“My child just isn’t into [fill in the blank]. What can I do about it?” This is something that teachers are approached with frequently. First, we must accept that we cannot make children passionate about anything. We know that true passion doesn’t work that way. It’s also given that our uniqueness is to be celebrated, and that we all have different affinities. But that doesn’t mean we have to throw in the towel and assume that our children’s minds are going to remain closed to a certain discipline or pursuit forever.
The summer months are long and many parents would love to see their kids learning something new while school’s out. If you’re looking for new and expanded horizons, below are two tips that can help to inspire a passion for even more learning.
Provide Freedom and Keep an Open Mind
One of my most favorite disciplines to teach is, without doubt, writing. This is the time when we send our students off and say, “Now you get to choose what you’re about to spend the next thirty minutes on. No strings attached.” As teachers, we don’t judge content, but rather support our students in developing their craft. Writing isn’t about a topic, but about a method of relaying the author’s thinking. For most students, this invitation to attend to something that matters personally to them unlocks that elusive “intrinsic motivation” that many parents wonder about.
If you’d like your child to be motivated to keep learning over the summer, keep an open mind about that learning and the hidden skills embedded in any process of discovery. Your daughter’s obsession with a pop band could lead her to discover the philanthropic efforts of the group members that, in turn, inspires her to do some good in the world. Please consider starting with the question: “If you could learn more about anything at all, what would it be?” Don’t judge the answer, and watch that passion grow.
If you’re looking to inspire a passion about something, try sharing your own genuine passion about that something with your child. Important: do not fake an interest, they will read right through you! In the classroom, our shared read-alouds are our best “tools” for inspiring reluctant readers. Suddenly everyone’s in on the action, predicting a character’s next move, laughing at the amusing parts, wondering why the author ended the chapter in a certain way. Even for those who continue to claim that reading is boring. Added bonus? When adults take the time to “think aloud” for children, we are helping our kids to become more thoughtful as well.

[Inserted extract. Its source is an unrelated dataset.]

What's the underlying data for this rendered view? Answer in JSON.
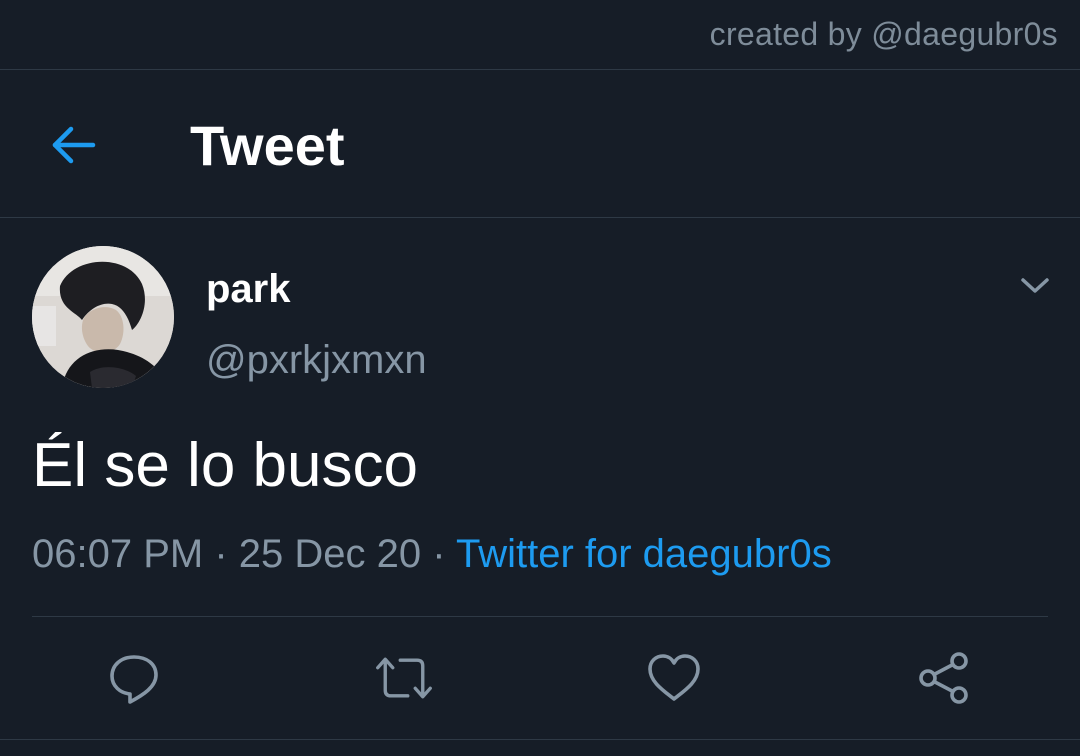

What would you love your child to open his or her mind to? If it’s baking, pull your child into the kitchen with you as you tackle a new recipe. If it’s running, crack open your favorite app and gab with your child about the progress you’re making and how it makes you feel. If it’s reading, please start reading a book together (right now!) as a family.
Enjoy, wonder about, and be inspired by your own passion. Then, look out! That passion may become suddenly contagious and your child will be enjoying it alongside of you.